The question of how Flip Saunders tries to go about coaching the youngest team he's coached in over a decade and a half (possibly ever) was always something on my list of topics to explore, even before 20Q was conceived. That said, the question became even more relevant after Michael Lee revealed this nugget earlier in the week.
He has already tried to connect with his youngsters by coming up with an idea for a Midnight Madness practice that will help the rookies get their first NBA practice out the way at the time when their emotions and nerves are high.
Evidently, Saunders knows this is a legitimate question too. It's not his fault, but it's worth noting that it's been a long time since his players have been this young. With that said, here's our next question:
Will Saunders be patient enough to maximize the development of such a young team like this?
To underscore the contrast between the teams Saunders has coached in the more recent past, here are all the ways to illustrate just how young the Wizards will be next season.
- They have four rookies.
- Not a single player on the roster was born in the 1970s.
- The team has seven players who are 25 or younger.
- The team has nine players (if you include Adam Morrison, who may not make the active roster) that have yet to sign a second contract past their slotted rookie deals.
- The three oldies on the team -- Josh Howard, Kirk Hinrich and Gilbert Arenas -- are 30, 29 and 28, respectively.
- The average age of the seven other players expected to garner the ten most minutes on the roster is 22.1.
On the other side, would you like to know the last time a Flip Saunders-coached team had to integrate a lottery-picked rookie into their mix?
Wally Sczcerbiak and William Avery. In 1999.

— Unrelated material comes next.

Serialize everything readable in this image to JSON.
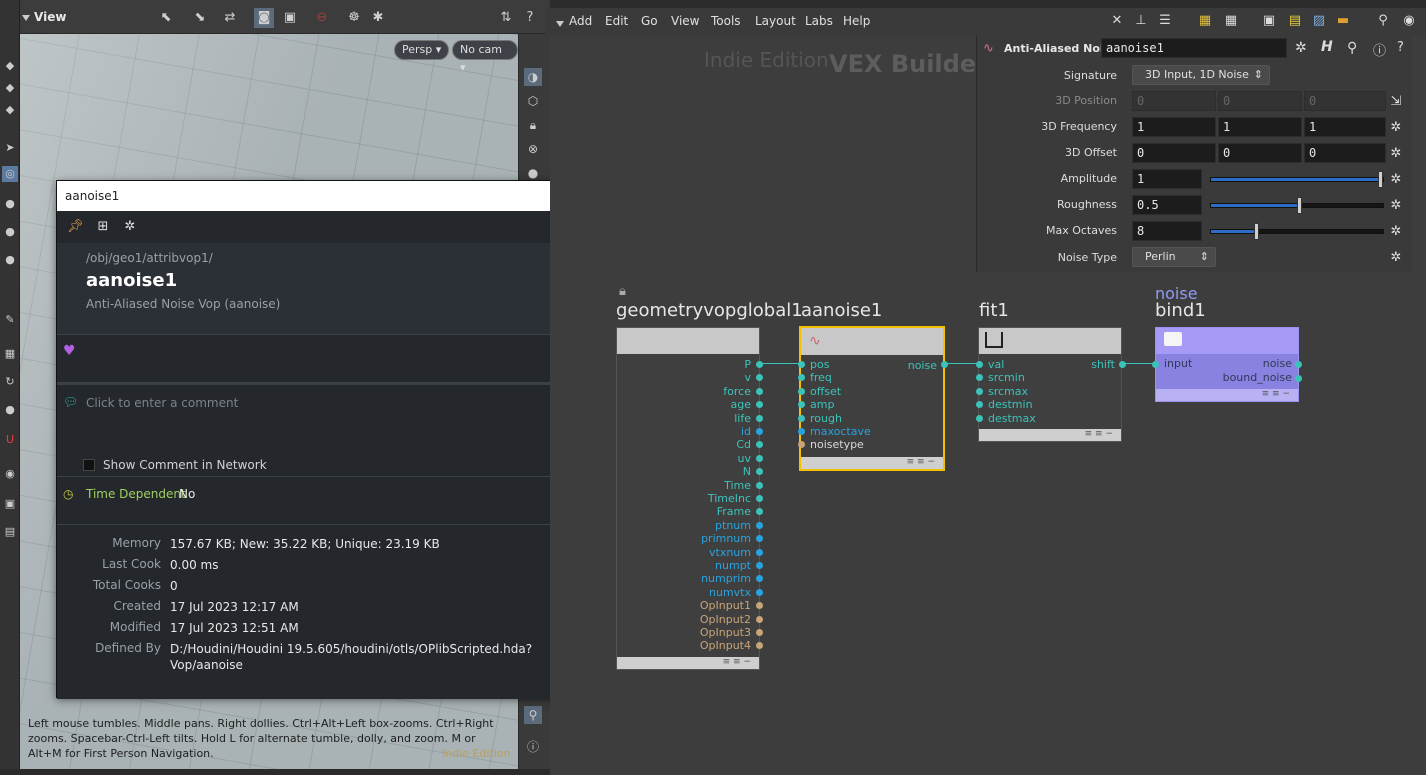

Since then, the only other first-round rookies Saunders has been given are Ndudu Ebi in 2003, Jason Maxiell
in 2006 and Rodney Stuckey
and Arron Afflalo
in 2007. Of that group, only Stuckey went in the top 25. It's not Saunders fault this happened, because it was Kevin McHale that cost Minnesota all those first-round picks, but it's still pretty striking. Integrating a bunch of rookies and new young players is something Saunders just hasn't done in a while.
However, he has done it, back in the early stages of his career with the Timberwolves
. Saunders took over a morbid franchise in 1996 that was stocked with youngsters and molded them into a playoff team very quickly. In his first full season in 1996/97, he made the playoffs with a 19-year old Stephon Marbury
and a 20-year old Kevin Garnett
as the team's best players. The comparison isn't perfectly apt, because the other key members of the Timberwolves were older (Tom Gugliotta was 27, Sam Mitchell was 33, Terry Porter was 33, etc.), but it's close enough. Saunders has coached young stars before; it was just a long time ago.
That's why, ultimately, I'm not too worried about this question. Saunders has faced a lot of criticism from some of his former players about his style, but save for that one Andray Blatche
incident, most of that criticism has been with veterans. Last season, he was at his happiest later in the year, after the veterans were traded away. At the end of the day, Saunders has to be credited to some degree for Blatche's improvement, Shaun Livingston
's resurgence and JaVale McGee's relative success later in the year. He showed more player development skills with youngsters than Eddie Jordan
ever did (which isn't saying much, but still...). Assuming the expectations for this year are modest, which they will be, Saunders and his staff should be able to be relatively successful with player development.
To go back to the anecdote from the jump, the one thing that's always impressed me about Saunders is his creativity. Midnight Madness was only the latest example of this. You might remember the I-Touches
from earlier in the year, or the fact that he traveled around the country visiting players and emphasizing skill development. You also might remember how he scrapped his Hawk-heavy offensive system late in the year and went to more of a two-guard, post-oriented attack. Saunders has a reputation as a stubborn system coach, but I think that's unfounded. In fact, I think it's the opposite. Older players don't like change and outside-the-box thinking, which partially explains the fallout in Detroit. They want things the way they've been. Younger players, however, are potentially more open to this kind of thinking and respond better to it. I think we saw that last season, and I think we'll see it again.
There are other concerns I have about Saunders coaching this group, but it's youth is not one of them. I think that, by and large, Saunders and his staff will do a pretty good job developing the young talent on this team properly.